By Kanchi Kohli & Manju Menon
Members, Kalpavriksh Environmental Action Group
THE MINISTRY of Environment and Forests (MoEF) has admitted it does not have the capacity to grant environmental approvals and monitor them thereafter. There’s a proposal to hand over this function to a new entity: the National Environment Assessment and Monitoring Authority (NEAMA), which the MoEF claims will be a body of scientific rigour.
The grant of clearances under the Environment Impact Assessment notification, 2006, is an important requirement for industrial and infrastructure projects. It requires carrying out impact assessments, public consultation and going through an expert appraisal. Over the years, its implementation has been marred by controversies related to facilitating approvals rather than upholding green concerns. There have also been demands for a review of the regulation so that it can plug the gaps at hand.
While that has not happened, the PM had committed to setting up a National Environment Protection Authority (NEPA) in August 2009. This was further fostered three months later when a press release of the US Senate and the PMO stated that the US Environment Protection Authority will help India set up the NEPA as part of the larger green partnership. The MoEF put out NEPA discussion papers on 25 May 2010. Six months later, the NEAMA was proposed on 26 November.
Even though the NEAMA note acknowledges that rapid industrialisation, infrastructure development and population growth has led to immense pressure on the environment, it yet again stops short of addressing the core reasons of regulatory infirmities. The note locates the solution within the ambit of institutional reform. Similar efforts in the past have not been able to address issues related to biases in assessments, lack of monitoring and compliance and conflicts during final appraisal. The constant increase in the number and faulty process of clearances has continued to put ecological landscapes and people’s livelihoods under threat.
Even though the MoEF continues to claim that the NEAMA is autonomous, the MoEF indicates that the new institution will remain intricately linked with the ministry for jurisdiction, mandate, funding and reporting. The MoEF will grant the final clearances, defeating the need for an independent regulator. The premise on conditional clearances is also problematic.
Quoting minister Jairam Ramesh, the note states that conditions levied at the time of clearance should be objective, measurable, fair and consistent, and should not impose inordinate costs on the developers. This framework turns a blind eye to the several instances when conditions are almost forced out of appraisal bodies and approvals are granted with as many as 121 conditions. When implemented after approval, the findings render themselves to fait accompli situations, as the project is already built or halfway there.
The manner in which ‘conflict of interest’ is addressed is limiting. It fails to visit instances of conflict that arise when expert appraisal committee members have had direct stake in promoting a specific project. The NEAMA note presents no way out of this scenario.

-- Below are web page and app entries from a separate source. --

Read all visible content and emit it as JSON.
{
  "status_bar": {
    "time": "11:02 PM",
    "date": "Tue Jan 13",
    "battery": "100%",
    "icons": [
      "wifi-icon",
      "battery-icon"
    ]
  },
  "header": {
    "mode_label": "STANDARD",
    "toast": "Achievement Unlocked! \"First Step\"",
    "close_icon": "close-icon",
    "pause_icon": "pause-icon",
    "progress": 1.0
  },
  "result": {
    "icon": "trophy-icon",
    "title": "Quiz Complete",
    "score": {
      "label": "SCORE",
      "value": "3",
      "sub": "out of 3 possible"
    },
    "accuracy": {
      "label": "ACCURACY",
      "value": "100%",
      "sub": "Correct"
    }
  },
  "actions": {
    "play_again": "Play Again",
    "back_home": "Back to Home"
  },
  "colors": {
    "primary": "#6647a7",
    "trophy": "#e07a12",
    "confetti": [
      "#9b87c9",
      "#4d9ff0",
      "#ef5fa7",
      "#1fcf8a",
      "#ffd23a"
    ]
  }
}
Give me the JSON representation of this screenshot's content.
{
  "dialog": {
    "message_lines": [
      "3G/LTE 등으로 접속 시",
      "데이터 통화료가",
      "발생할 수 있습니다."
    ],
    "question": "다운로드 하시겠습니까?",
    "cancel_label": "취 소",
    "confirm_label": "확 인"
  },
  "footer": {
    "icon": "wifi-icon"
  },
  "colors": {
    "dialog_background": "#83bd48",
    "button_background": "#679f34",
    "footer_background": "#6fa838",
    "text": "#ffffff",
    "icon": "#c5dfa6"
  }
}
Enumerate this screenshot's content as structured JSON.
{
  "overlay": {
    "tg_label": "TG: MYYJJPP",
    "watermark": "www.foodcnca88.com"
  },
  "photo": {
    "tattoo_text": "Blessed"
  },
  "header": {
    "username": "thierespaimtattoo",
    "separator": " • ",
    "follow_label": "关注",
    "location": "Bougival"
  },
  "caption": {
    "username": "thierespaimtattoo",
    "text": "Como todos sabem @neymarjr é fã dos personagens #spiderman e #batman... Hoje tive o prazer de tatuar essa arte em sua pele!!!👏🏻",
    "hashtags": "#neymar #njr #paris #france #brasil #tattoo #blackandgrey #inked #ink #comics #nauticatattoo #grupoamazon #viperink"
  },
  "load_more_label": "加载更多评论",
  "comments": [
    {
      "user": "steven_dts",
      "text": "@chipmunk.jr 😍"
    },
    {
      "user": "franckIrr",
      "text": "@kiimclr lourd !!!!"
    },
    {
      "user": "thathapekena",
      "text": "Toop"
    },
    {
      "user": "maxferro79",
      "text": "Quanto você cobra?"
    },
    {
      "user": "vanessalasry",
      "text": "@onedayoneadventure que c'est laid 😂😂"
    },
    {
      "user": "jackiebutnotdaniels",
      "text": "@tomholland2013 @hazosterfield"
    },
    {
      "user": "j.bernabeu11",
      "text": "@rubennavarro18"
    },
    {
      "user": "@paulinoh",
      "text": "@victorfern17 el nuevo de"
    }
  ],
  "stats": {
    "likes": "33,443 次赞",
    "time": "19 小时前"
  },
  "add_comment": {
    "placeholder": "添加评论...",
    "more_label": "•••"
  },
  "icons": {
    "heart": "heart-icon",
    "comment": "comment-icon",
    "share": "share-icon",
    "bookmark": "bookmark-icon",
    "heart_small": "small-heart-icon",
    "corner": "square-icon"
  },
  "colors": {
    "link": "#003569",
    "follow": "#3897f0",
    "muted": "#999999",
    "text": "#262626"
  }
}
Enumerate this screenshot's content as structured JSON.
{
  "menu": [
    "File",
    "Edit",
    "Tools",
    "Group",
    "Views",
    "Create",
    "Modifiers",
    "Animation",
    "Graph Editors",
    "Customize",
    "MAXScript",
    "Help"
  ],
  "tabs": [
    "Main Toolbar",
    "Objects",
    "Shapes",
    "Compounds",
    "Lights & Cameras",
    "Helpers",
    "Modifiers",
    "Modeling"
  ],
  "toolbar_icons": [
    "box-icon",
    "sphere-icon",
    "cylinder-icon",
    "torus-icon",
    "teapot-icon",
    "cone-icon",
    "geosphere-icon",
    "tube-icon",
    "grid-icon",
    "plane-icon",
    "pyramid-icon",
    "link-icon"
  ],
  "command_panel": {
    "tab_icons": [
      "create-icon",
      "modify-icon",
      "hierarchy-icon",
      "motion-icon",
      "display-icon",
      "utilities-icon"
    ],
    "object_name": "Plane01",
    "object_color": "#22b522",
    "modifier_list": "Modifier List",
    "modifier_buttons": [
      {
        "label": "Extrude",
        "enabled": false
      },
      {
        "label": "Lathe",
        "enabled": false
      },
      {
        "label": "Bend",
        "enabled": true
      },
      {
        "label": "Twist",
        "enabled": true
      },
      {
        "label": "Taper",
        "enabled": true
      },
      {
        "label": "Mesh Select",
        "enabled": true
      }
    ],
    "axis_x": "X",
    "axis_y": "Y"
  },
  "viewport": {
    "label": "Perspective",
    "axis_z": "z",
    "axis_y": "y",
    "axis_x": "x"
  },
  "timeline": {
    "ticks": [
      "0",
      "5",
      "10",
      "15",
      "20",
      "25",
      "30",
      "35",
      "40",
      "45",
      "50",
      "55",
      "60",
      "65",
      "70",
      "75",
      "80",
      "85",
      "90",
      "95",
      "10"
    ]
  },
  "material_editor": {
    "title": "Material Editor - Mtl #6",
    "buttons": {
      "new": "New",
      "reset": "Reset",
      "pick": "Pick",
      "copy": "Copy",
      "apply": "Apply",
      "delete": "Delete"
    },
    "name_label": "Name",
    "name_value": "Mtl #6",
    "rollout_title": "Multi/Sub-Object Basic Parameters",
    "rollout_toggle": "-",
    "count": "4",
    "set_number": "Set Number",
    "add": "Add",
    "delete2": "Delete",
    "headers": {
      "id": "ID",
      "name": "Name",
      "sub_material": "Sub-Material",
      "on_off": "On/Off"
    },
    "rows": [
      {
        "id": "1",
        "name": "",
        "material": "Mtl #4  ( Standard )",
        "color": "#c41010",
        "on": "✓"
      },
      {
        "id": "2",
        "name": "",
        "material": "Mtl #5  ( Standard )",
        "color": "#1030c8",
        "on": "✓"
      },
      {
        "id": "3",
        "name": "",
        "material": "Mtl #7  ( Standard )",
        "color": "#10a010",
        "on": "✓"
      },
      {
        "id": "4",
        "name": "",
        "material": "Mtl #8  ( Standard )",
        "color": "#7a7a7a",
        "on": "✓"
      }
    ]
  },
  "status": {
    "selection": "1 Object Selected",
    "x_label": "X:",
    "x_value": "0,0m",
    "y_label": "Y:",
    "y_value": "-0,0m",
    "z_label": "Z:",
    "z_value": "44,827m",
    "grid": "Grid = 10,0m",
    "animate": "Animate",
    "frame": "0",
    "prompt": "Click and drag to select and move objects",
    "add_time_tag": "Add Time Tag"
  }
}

There remains little confidence that the NEAMA will be able to break out of the legacy of faulty regulation and implementation. Instead of acknowledging that this structure is flawed, the MoEF continues to hail it, saying it’s better than the previous avatar. It is not surprising then that revamp of the environment clearance process remains low on the list of priorities.